This page contains a growing compendium of commonly accessible or downloadable code that can be run on Intel® Xeon Phi™ Coprocessors.
If you have completed an upstream promotion of a community code, please post a thread on the Intel® Many Integrated Core Architecture Forum to let us know, so that we can update this list.
INTRODUCTION AND PURPOSE:
This article endeavors to provide a single point of reference to Power Management blogs, articles and other resources relevant to the Intel® Xeon Phi™ coprocessor.
Unlike a lot of previous recent blogs, this series is about power management in general. At the very end of the series, I’ll write specifically about the Intel® Xeon Phi™ coprocessor.
I have talked incessantly over the years about power states (e.g. P-states and C-states), and how the processor transitions from one state to another. For a list of previous blogs in this series, and well as other related blogs on power and power management, see the article at [List0]. But I have left out an important component of power management, namely the policy.
(For a PDF version of this article, download the attachment.)
At SC13 (Super Computing 2013)*, someone commented that Intel seems to have some super-secret set of tricks in its pocket, allowing us to optimize “far beyond those of mortal man”+. We don’t really have any super-secret tricks. Even if we did, we wouldn’t use them.
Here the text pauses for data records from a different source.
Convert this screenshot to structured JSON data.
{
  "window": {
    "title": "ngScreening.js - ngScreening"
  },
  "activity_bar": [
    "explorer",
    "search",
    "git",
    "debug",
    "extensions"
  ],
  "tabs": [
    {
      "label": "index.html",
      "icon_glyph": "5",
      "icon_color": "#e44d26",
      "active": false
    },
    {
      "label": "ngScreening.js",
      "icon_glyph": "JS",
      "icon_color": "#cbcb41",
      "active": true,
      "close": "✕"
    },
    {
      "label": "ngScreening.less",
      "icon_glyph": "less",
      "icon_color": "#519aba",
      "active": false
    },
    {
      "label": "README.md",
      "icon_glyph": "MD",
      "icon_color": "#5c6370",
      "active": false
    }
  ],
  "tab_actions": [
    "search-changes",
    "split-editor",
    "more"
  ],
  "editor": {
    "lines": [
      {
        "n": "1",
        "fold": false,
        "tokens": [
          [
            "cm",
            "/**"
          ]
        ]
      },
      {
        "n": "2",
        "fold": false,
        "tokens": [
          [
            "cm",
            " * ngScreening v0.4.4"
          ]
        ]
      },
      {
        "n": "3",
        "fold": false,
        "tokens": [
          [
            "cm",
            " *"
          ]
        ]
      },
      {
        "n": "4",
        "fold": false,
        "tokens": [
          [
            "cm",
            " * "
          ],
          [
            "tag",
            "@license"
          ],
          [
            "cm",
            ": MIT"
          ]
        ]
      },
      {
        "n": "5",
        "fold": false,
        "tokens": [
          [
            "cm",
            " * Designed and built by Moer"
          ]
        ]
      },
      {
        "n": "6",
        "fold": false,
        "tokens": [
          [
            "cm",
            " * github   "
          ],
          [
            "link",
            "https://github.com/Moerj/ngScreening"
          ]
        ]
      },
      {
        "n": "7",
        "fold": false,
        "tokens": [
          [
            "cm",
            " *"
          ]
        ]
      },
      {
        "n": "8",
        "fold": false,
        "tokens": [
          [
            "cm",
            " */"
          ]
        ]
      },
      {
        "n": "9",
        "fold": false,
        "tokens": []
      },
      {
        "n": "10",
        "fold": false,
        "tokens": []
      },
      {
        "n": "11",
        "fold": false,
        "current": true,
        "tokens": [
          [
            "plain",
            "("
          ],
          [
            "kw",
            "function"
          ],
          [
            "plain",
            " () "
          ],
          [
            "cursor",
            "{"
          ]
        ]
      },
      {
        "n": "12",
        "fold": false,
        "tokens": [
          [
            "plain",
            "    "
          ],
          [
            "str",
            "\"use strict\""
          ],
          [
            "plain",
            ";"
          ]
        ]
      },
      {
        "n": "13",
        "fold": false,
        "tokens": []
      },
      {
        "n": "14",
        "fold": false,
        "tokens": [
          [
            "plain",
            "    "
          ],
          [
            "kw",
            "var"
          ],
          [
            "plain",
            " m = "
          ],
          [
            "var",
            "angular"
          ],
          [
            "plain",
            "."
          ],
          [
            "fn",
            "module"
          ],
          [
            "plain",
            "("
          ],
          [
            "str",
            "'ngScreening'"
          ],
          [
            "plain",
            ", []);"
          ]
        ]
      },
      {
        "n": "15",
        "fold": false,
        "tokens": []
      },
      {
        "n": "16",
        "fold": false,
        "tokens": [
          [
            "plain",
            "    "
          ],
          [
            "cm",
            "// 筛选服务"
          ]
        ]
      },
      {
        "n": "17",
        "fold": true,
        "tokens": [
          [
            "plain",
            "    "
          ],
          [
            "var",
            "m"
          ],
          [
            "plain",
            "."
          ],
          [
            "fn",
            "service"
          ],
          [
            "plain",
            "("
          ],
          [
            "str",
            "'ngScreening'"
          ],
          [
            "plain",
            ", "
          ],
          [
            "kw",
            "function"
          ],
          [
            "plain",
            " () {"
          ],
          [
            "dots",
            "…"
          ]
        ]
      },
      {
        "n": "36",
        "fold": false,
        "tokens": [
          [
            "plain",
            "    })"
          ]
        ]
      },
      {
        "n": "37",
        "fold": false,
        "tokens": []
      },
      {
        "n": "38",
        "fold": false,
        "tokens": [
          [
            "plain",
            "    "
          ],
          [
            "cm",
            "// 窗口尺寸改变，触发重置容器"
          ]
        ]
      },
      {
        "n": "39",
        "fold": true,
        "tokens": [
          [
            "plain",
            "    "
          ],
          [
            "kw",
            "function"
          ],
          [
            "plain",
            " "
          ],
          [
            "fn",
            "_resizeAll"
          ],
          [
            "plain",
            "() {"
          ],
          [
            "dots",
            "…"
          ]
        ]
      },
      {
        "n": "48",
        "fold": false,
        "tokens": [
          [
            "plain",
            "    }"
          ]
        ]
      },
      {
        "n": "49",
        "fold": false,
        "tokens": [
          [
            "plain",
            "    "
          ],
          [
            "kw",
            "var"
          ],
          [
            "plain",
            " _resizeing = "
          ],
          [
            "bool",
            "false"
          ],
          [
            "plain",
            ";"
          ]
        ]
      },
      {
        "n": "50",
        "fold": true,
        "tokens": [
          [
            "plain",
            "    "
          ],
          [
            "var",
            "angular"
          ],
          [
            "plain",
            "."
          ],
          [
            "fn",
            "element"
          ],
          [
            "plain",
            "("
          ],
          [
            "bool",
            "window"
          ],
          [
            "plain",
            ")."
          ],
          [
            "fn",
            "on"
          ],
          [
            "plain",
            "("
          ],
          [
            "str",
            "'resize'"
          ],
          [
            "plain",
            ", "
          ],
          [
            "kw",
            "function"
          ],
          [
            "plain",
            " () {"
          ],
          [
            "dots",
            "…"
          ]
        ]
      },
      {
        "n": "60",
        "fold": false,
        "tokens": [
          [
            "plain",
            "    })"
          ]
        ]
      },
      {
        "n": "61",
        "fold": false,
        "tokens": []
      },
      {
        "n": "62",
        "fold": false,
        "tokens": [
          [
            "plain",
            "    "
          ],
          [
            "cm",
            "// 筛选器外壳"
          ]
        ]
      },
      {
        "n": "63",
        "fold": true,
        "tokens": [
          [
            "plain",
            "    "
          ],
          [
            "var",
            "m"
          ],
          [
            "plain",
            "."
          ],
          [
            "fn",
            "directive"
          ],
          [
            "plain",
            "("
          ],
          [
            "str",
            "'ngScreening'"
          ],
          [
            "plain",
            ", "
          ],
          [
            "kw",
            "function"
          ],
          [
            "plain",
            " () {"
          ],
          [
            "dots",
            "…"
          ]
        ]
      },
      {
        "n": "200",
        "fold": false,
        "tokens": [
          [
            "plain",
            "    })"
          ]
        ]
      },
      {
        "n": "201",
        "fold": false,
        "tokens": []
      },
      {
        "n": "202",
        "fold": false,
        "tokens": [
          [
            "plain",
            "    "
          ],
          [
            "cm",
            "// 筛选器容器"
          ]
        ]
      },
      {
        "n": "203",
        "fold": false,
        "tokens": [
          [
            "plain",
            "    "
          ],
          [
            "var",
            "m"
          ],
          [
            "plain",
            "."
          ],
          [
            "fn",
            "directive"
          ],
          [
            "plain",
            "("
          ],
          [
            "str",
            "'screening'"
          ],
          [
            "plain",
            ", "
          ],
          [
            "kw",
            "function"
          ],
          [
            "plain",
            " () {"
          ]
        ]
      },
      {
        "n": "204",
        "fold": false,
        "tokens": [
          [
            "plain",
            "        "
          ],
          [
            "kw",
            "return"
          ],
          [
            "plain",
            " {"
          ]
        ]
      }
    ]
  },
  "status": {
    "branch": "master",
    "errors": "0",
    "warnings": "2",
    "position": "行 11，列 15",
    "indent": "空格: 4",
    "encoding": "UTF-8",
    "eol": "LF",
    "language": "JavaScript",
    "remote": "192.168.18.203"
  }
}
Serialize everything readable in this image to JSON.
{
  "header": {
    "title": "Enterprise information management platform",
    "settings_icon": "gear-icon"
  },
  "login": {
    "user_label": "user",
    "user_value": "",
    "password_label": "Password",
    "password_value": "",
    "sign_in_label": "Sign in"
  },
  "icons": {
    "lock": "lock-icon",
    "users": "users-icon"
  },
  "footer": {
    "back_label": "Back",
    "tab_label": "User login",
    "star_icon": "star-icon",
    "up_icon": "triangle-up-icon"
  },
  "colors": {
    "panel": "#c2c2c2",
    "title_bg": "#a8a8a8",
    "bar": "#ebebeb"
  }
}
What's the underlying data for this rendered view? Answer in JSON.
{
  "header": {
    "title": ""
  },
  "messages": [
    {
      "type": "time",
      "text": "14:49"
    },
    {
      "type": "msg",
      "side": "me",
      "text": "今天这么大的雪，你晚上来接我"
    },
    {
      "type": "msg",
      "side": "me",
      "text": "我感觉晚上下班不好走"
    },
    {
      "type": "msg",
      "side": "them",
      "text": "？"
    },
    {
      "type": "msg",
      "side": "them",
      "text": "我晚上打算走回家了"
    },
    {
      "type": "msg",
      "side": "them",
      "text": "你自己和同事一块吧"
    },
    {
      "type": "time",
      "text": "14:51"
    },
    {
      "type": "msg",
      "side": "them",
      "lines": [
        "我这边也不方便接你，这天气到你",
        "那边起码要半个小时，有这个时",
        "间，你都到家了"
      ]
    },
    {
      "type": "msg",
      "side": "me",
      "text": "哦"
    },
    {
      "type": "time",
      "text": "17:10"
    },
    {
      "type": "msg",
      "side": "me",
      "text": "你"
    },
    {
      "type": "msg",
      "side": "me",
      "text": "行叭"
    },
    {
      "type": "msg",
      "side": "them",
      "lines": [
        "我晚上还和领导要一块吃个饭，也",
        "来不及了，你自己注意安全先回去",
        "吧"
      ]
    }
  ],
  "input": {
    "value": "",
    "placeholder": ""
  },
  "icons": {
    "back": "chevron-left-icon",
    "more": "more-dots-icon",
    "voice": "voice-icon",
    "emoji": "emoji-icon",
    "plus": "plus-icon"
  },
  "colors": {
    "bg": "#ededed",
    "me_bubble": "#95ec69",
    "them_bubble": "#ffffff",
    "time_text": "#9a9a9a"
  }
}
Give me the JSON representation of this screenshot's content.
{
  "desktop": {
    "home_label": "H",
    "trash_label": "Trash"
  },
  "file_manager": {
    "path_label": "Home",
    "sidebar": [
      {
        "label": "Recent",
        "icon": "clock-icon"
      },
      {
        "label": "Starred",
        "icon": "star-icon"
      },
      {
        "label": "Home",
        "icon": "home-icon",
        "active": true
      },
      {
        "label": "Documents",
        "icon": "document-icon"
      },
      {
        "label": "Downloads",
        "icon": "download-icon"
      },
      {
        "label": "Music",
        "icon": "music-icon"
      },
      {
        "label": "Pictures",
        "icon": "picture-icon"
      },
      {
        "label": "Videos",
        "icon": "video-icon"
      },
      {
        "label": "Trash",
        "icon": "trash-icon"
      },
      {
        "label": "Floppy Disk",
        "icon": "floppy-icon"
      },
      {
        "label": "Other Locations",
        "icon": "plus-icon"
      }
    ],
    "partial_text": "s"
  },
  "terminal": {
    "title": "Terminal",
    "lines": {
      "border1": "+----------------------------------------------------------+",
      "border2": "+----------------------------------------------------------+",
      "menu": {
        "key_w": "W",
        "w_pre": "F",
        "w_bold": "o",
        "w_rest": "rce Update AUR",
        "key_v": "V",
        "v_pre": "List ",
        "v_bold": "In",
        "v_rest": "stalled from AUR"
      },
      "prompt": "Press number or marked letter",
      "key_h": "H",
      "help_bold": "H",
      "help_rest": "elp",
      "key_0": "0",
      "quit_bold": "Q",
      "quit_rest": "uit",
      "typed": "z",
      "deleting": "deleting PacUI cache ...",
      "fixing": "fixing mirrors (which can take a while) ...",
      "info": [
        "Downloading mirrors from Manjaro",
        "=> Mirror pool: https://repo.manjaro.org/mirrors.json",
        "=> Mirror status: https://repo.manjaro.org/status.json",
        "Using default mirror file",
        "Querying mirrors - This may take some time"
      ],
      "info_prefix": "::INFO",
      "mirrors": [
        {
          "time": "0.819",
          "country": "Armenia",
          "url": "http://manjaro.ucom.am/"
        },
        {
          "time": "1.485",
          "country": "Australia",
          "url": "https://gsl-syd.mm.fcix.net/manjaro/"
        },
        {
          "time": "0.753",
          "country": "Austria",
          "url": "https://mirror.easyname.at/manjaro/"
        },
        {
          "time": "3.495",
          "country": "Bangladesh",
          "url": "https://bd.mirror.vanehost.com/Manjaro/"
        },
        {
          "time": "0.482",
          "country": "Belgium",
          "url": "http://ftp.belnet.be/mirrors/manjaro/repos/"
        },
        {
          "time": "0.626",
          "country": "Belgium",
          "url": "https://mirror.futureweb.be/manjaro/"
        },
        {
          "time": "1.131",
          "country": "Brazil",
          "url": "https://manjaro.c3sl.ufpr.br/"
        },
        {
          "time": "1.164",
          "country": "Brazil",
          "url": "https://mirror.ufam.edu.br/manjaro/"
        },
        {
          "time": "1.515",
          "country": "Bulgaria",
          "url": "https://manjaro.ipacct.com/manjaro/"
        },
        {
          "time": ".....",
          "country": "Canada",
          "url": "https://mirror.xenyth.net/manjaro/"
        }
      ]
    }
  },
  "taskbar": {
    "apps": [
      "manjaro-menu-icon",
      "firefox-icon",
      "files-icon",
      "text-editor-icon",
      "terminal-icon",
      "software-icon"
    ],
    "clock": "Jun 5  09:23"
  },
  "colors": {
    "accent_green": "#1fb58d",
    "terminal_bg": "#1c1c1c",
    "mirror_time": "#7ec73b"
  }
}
We want mortal man (you) to be able to reproduce whatever we do. It is also in our business interest to insure that you can optimize on Intel hardware to the fullest extent possible.
I just wanted to let whoever is listening that I just published updates to the Resource Guide for Intel® Xeon Phi™ Coprocessor Developers and Resource Guide for Intel® Xeon Phi™ Coprocessor Administrators documents.
This article identifies resources for anyone investigating the value to their organization of the Intel® Xeon Phi™ coprocessor, which is based on the Intel® Many Integrated Core (Intel® MIC) architecture. It is one of three such guides, each for people in one of the following specific roles:
We had an ask from one of the various “Birds of a Feather” meetings Intel® holds at venues such as at the Super Computing* (SC) and International Super Computing* (ISC) conferences. The customer wanted to know BKMs (Best Known Methods) on the proper usage of the new OpenMP* 4.0 / Intel® Cilk™ Plus SIMD directive. I volunteered to create such a list. Investigating the topic more thoroughly, I discovered that there is already a vast amount of resources on vectorization and the use of the SIMD directive.